Wintergreen Proposes Alternative Routes For Atlantic Coast Pipeline

Wintergreen's alternative route is 10.5 miles shorter than Dominion's proposal.
Wintergreen's alternative route is 10.5 miles shorter than Dominion's proposal.
Wintergreen’s alternative route is 10.5 miles shorter than Dominion’s proposal.

Less destructive pipeline routes, including ones that use existing rights-of-ways, would prevent the loss of jobs in Virginia’s busiest tourism area.

Friends of Wintergreen, Inc. submitted four alternative routes for the Atlantic Coast Pipeline (ACP) to the Federal Energy Regulatory Commission (FERC). Compared to the route proposed by Dominion, these alternatives are less damaging to Virginia’s environment, economy, communities and public safety.

Dominion has proposed that its 42-inch, compressed natural gas pipeline would cut through the heart of the Blue Ridge mountain communities of Wintergreen and Nelson 151, one of the most popular tourism destinations on the East Coast.

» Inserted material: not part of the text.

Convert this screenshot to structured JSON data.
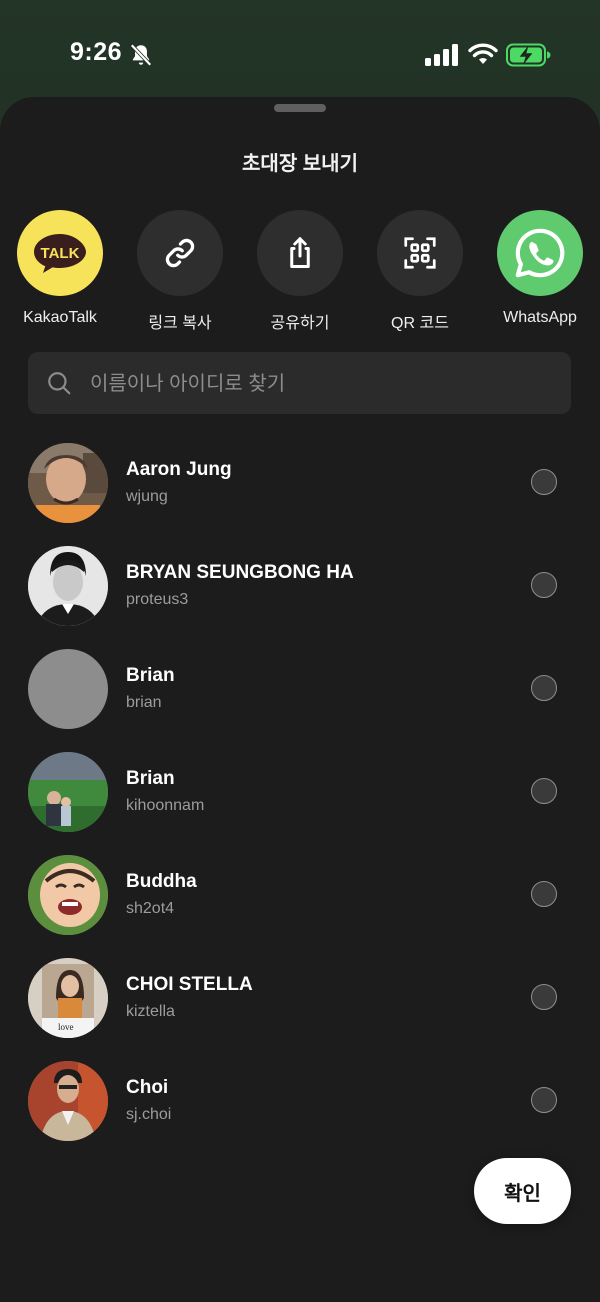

If approved by FERC, Dominion’s pipeline in the Wintergreen area would cause the loss of $75 million in new investment, over 250 new tourism jobs, and a 20% decline in tourism business and property values to Nelson County’s largest employer and taxpayer. Furthermore, Dominion wants to place the ACP immediately in front of the Wintergreen community’s only entrance and exit, a location through which 10,000 or more residents and tourists pass on a busy day. With a 1,100-foot blast radius and a 3,500-foot evacuation zone, an explosion of a 42-inch compressed natural gas pipeline at this location would be catastrophic.

“We fully support the need for clean energy,” said Jonathan Ansell, Chairman of Friends of Wintergreen, “but there are much more responsible ways to achieve this. Dominion’s proposed actions here are reckless and harmful not only to our local communities and businesses, but to Virginians and the Commonwealth as a whole. We have proposed better alternatives, including ones that use existing rights-of-ways or colocation that are less damaging and preferred by FERC. Colocation is a principle Dominion has chosen to ignore. Our research has shown that less than 10% of the ACP would use existing rights-of-way, the second worst level of all large pipelines in America.”

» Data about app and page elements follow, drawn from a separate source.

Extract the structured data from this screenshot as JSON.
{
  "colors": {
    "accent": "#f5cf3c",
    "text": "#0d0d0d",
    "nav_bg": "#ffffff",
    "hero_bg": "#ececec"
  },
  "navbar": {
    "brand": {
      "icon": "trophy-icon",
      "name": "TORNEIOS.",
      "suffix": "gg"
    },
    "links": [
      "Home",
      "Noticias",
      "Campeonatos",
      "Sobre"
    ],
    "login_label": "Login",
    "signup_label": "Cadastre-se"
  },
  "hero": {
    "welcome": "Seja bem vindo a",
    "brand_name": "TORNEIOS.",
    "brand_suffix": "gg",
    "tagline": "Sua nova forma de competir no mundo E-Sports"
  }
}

Friends of Wintergreen has retained top national environmental, legal and pipeline engineering firms to evaluate the legality, constructability, environmental impact, and other factors required to evaluate the relative merits of pipeline routes, including Dominion’s proposal near Wintergreen.

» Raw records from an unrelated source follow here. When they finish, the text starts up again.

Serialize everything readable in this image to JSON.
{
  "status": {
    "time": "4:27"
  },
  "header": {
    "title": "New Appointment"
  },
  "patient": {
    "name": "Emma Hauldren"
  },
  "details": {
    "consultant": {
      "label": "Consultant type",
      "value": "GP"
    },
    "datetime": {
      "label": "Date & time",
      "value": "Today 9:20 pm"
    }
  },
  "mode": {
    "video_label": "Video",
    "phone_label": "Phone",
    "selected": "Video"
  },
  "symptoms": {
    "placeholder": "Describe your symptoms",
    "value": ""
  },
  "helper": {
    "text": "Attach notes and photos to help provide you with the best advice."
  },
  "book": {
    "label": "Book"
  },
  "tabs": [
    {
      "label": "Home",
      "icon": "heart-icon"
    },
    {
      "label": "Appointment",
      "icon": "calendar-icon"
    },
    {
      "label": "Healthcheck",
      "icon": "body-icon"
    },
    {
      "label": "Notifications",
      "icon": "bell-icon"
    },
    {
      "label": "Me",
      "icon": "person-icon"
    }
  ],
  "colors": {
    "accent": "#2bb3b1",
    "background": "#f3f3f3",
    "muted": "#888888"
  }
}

Ansell added, “Our experts determined that Dominion did not do a thorough or honest evaluation of alternative routes. Many of the so-called ‘alternatives’ Dominion offered are false choices, ones that would never be considered because of their obvious infeasibility. This pseudo-analysis leaves Virginians with the impression that Dominion’s proposed route is the best and only solution. That’s just wrong. Unfortunately, unless you are a pipeline company or a federal agency like the US Forest Service, most Virginians don’t have access to the talent, tools and resources needed to perform the scientific analysis needed by FERC to validate these situations. This makes it impossible for ordinary Virginians or local groups to technically critique Dominion’s proposals, opinions or judgment. Fortunately, we were able to do that.”

Of the four different route segments proposed by Friends of Wintergreen, all are constructible and less damaging than the Dominion’s proposed route.

– One uses existing rights-of-way or adjacencies for its entire 75-mile length, a substantial portion of which includes electrical transmission line rights-of-way currently owned by a Dominion subsidiary.

– A second uses colocation for one-third of its length and would actually shorten the length of the pipeline by more than 10 miles.

– The other two route alternatives also provide measurable benefits.

– None of those proposed would require congressional approval, an action that Dominion claims it is unwilling to pursue.

“The routes we have evaluated for Friends of Wintergreen are constructible. The issues and concerns we have heard raised by the ACP can be addressed,” said Bryan Melan, principal of Tide Water Integrity (Houston) and pipeline engineer of 39 years.

Friends of Wintergreen has asked FERC to require that Dominion evaluate and select one of these specific alternatives, or propose others, that provide meaningful options and avoid the adverse impacts. The group has also requested that Dominion be more forthright, transparent, responsive and accurate with information provided to landowners and Virginia communities.

Friends of Wintergreen was joined in this filing by the Wintergreen Property Owners Association and Pacific Wintergreen, the manager of Virginia’s top resort.